We can easily replace the 1:10,000 epinephrine and the multi-dose vial with just one study drug packet. After each code, a new packet would be placed in the ambulance’s drug bag/box. This would discourage the tendency to switch kits if the study drug is not epinephrine – not that there is any good reason for the medic to know what is being given.
For anaphylaxis/asthma, participating ambulances would be assigned only autoinjectors. This would decrease the availability of epinephrine available to violate protocol.
Supervisors would only carry study kits and autoinjectors.
Is it still possible to intentionally violate protocol? Yes, but anyone thinking that far ahead should be smart enough to realize that they are only harming patients by possibly requiring that the study be repeated. The maturity of the medics should be the best protection against protocol violation, but true believers can be immune to maturity.
What would the study kits include?
Patients are not entered into the study unless they have reached the point in the algorithm where epinephrine would be given. When the kit is opened, the recording beginsand the first syringe of the study drug is given.
Monitors capable of recording the quality of CPR would also be used. The ROC (Resuscitation Outcomes Consortium) should already be using these, so it would not be an added expense.
What about patients who remain in a shockable rhythm after the syringes of study drug are all used? Transport them to the hospital. Let the hospital do whatever they want with these rare patients.
What if there is a problem with the study kit? Then the patient should not be receiving any medication and should be unblinded participants in the group not receiving epinephrine.
What about amiodarone/lidocaine? There is no good reason to give these derivative magic treatments until there is evidence that they work. This is to try to find out if the
primary magic treatment epinephrine works, not to support the whole Chain of Magic.
Maybe the last part of that chain should not be there.
See also –
 Prehospital epinephrine use and survival among patients with out-of-hospital cardiac arrest.
Hagihara A, Hasegawa M, Abe T, Nagata T, Wakata Y, Miyazaki S.
JAMA. 2012 Mar 21;307(11):1161-8. doi: 10.1001/jama.2012.294.

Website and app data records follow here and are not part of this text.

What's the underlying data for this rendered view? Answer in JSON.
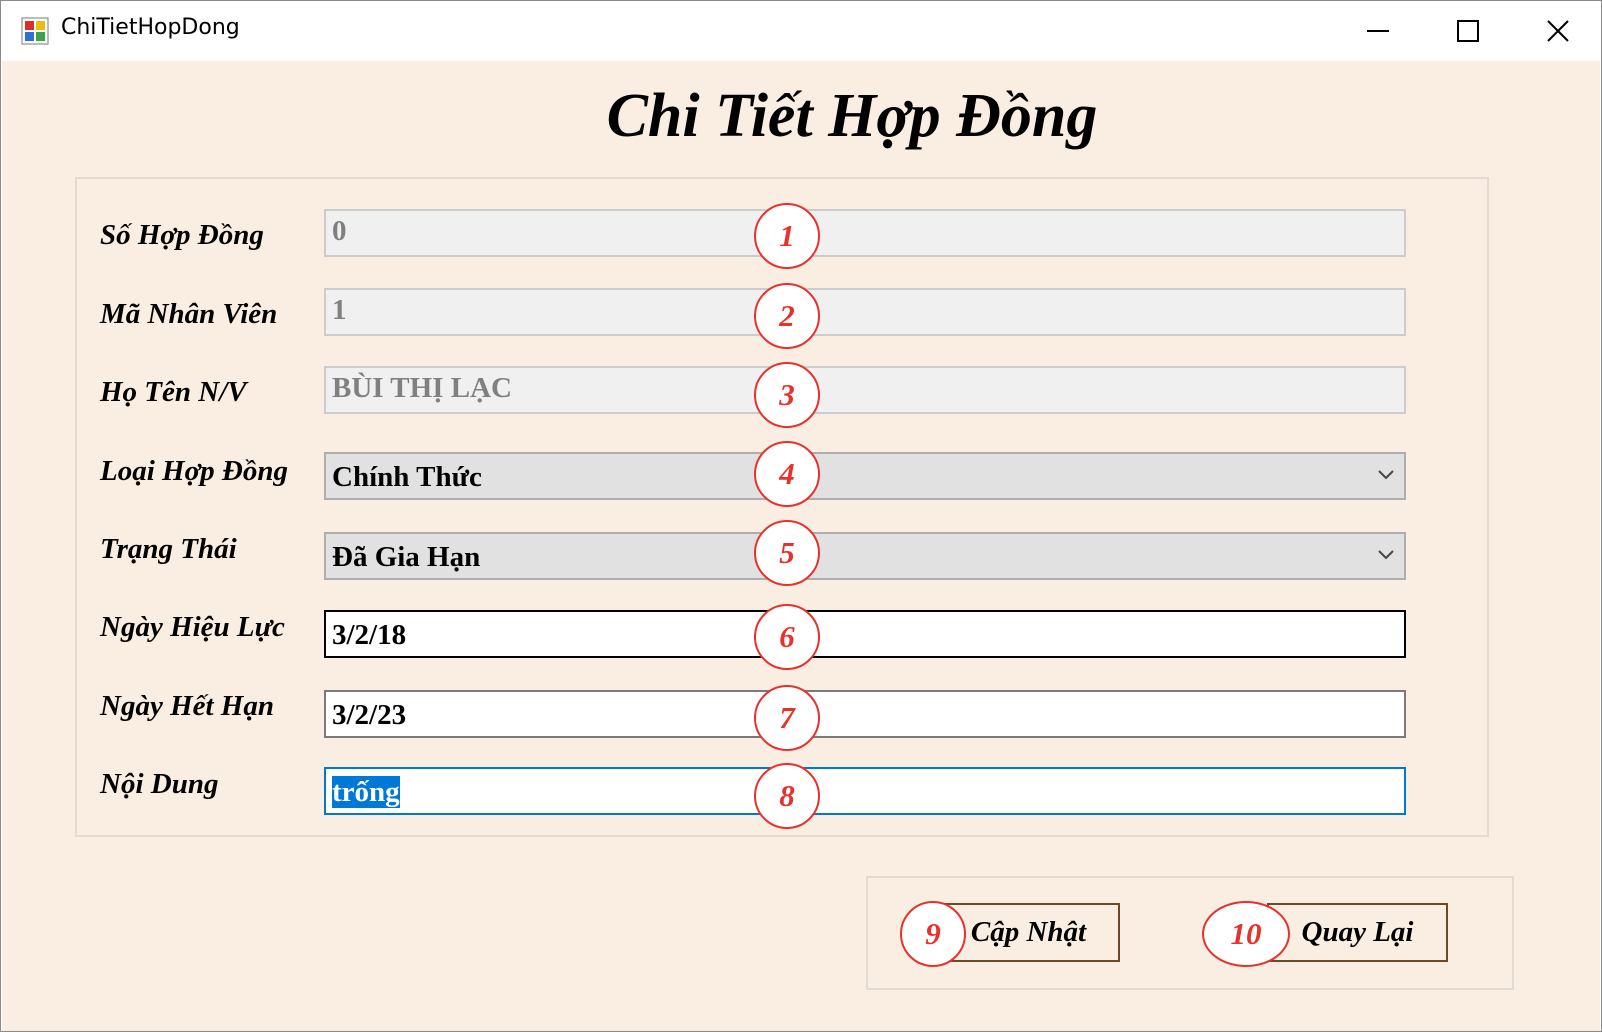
{
  "window": {
    "title": "ChiTietHopDong",
    "controls": {
      "minimize_icon": "minimize-icon",
      "maximize_icon": "maximize-icon",
      "close_icon": "close-icon"
    }
  },
  "form": {
    "heading": "Chi Tiết Hợp Đồng",
    "fields": {
      "so_hop_dong": {
        "label": "Số Hợp Đồng",
        "value": "0",
        "marker": "1"
      },
      "ma_nhan_vien": {
        "label": "Mã Nhân Viên",
        "value": "1",
        "marker": "2"
      },
      "ho_ten": {
        "label": "Họ Tên N/V",
        "value": "BÙI THỊ LẠC",
        "marker": "3"
      },
      "loai_hop_dong": {
        "label": "Loại Hợp Đồng",
        "value": "Chính Thức",
        "marker": "4"
      },
      "trang_thai": {
        "label": "Trạng Thái",
        "value": "Đã Gia Hạn",
        "marker": "5"
      },
      "ngay_hieu_luc": {
        "label": "Ngày Hiệu Lực",
        "value": "3/2/18",
        "marker": "6"
      },
      "ngay_het_han": {
        "label": "Ngày Hết Hạn",
        "value": "3/2/23",
        "marker": "7"
      },
      "noi_dung": {
        "label": "Nội Dung",
        "value": "trống",
        "marker": "8"
      }
    }
  },
  "buttons": {
    "update": {
      "label": "Cập Nhật",
      "marker": "9"
    },
    "back": {
      "label": "Quay Lại",
      "marker": "10"
    }
  },
  "colors": {
    "background": "#faede2",
    "marker": "#e8312a",
    "focus_border": "#0078d7",
    "button_border": "#6b4a2a"
  }
}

PMID: 22436956 [PubMed – indexed for MEDLINE]
 Intramuscular versus intravenous therapy for prehospital status epilepticus.
Silbergleit R, Durkalski V, Lowenstein D, Conwit R, Pancioli A, Palesch Y, Barsan W; NETT Investigators.
N Engl J Med. 2012 Feb 16;366(7):591-600.
PMID: 22335736 [PubMed – in process]